For the material that follows, state how many lines contain the word "Băng", and add nothing.
=-=-=
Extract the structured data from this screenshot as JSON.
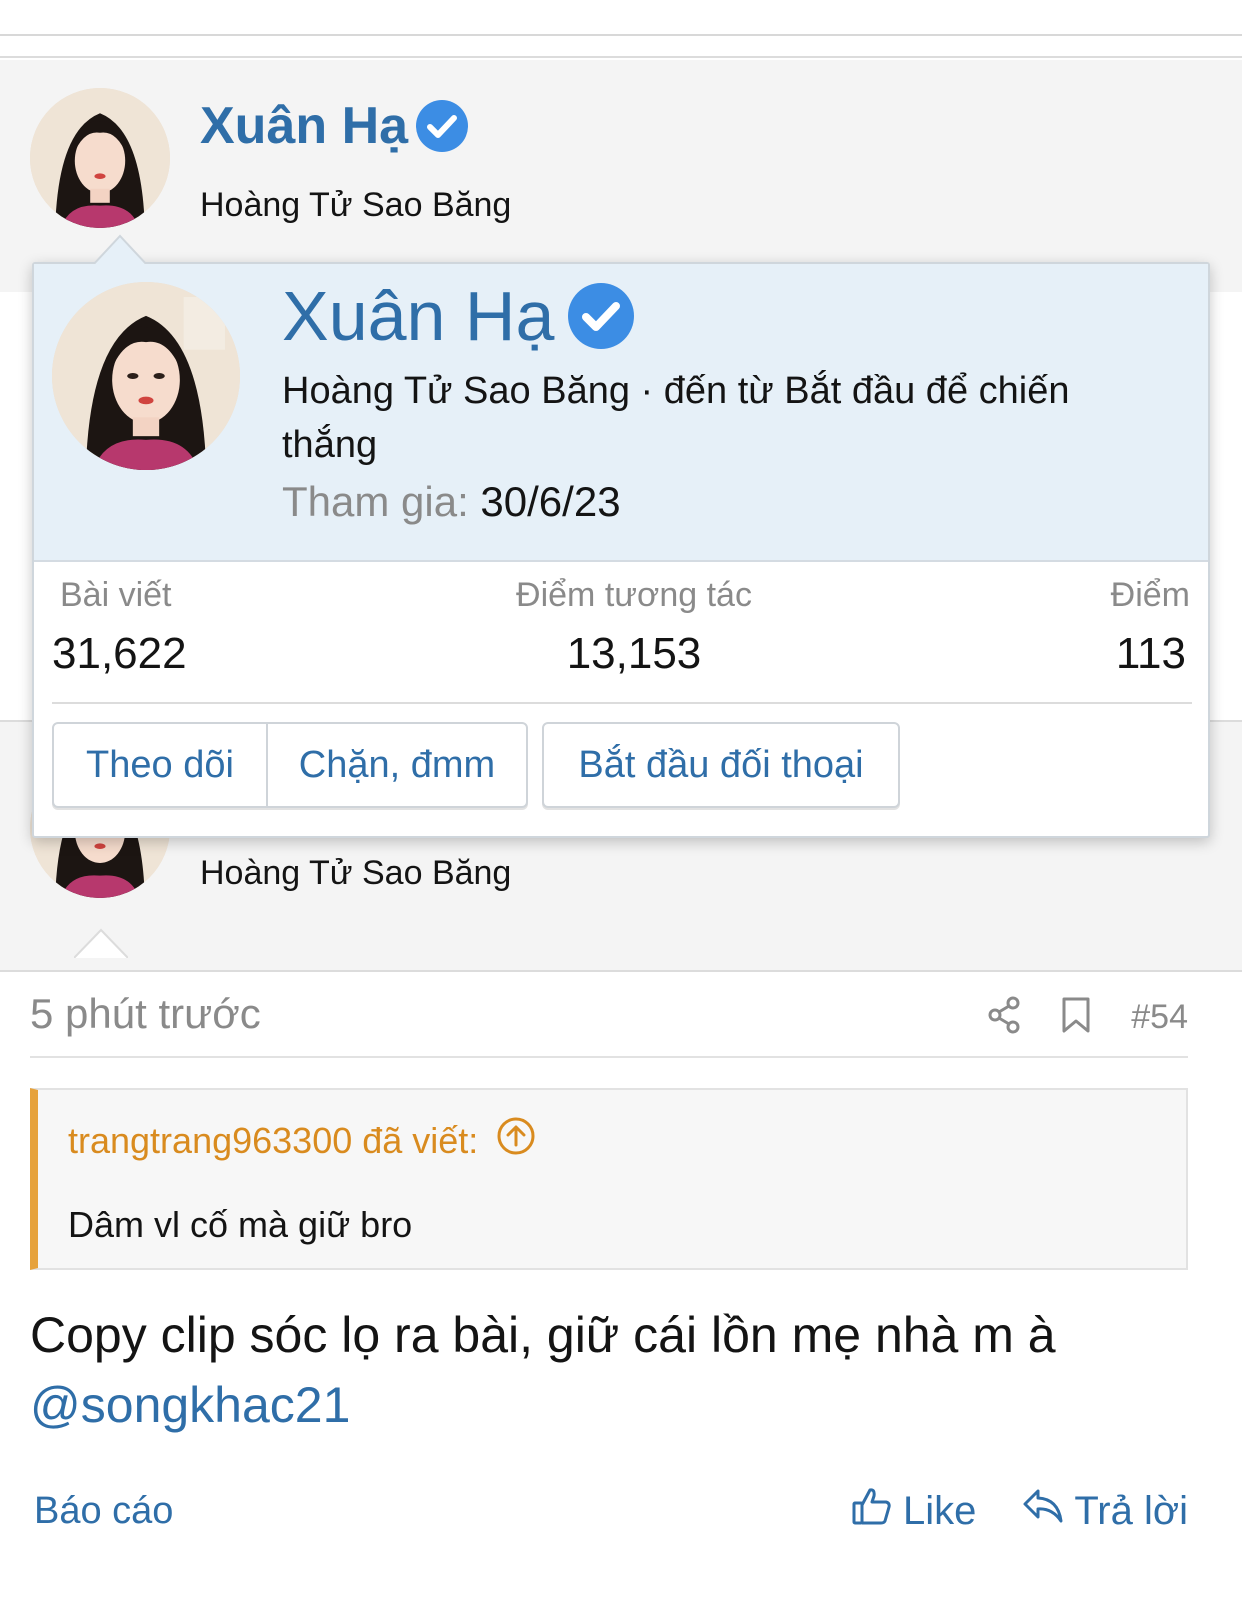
{
  "post_user": {
    "name": "Xuân Hạ",
    "title": "Hoàng Tử Sao Băng"
  },
  "popup": {
    "name": "Xuân Hạ",
    "subtitle": "Hoàng Tử Sao Băng · đến từ Bắt đầu để chiến thắng",
    "join_label": "Tham gia: ",
    "join_date": "30/6/23",
    "stats": [
      {
        "label": "Bài viết",
        "value": "31,622"
      },
      {
        "label": "Điểm tương tác",
        "value": "13,153"
      },
      {
        "label": "Điểm",
        "value": "113"
      }
    ],
    "buttons": {
      "follow": "Theo dõi",
      "block": "Chặn, đmm",
      "conversation": "Bắt đầu đối thoại"
    }
  },
  "post": {
    "user_title": "Hoàng Tử Sao Băng",
    "time": "5 phút trước",
    "number": "#54",
    "quote_author": "trangtrang963300 đã viết:",
    "quote_text": "Dâm vl cố mà giữ bro",
    "body_text": "Copy clip sóc lọ ra bài, giữ cái lồn mẹ nhà m à ",
    "mention": "@songkhac21",
    "report": "Báo cáo",
    "like": "Like",
    "reply": "Trả lời"
  },
  "colors": {
    "link": "#2f6ea8",
    "verified": "#3c8de4",
    "quote_accent": "#e6a23c",
    "popup_header": "#e6f0f8"
  },
  "icons": [
    "verified-icon",
    "share-icon",
    "bookmark-icon",
    "quote-jump-icon",
    "like-icon",
    "reply-icon"
  ]
}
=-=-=
**WRITTEN RESPONSE:** 3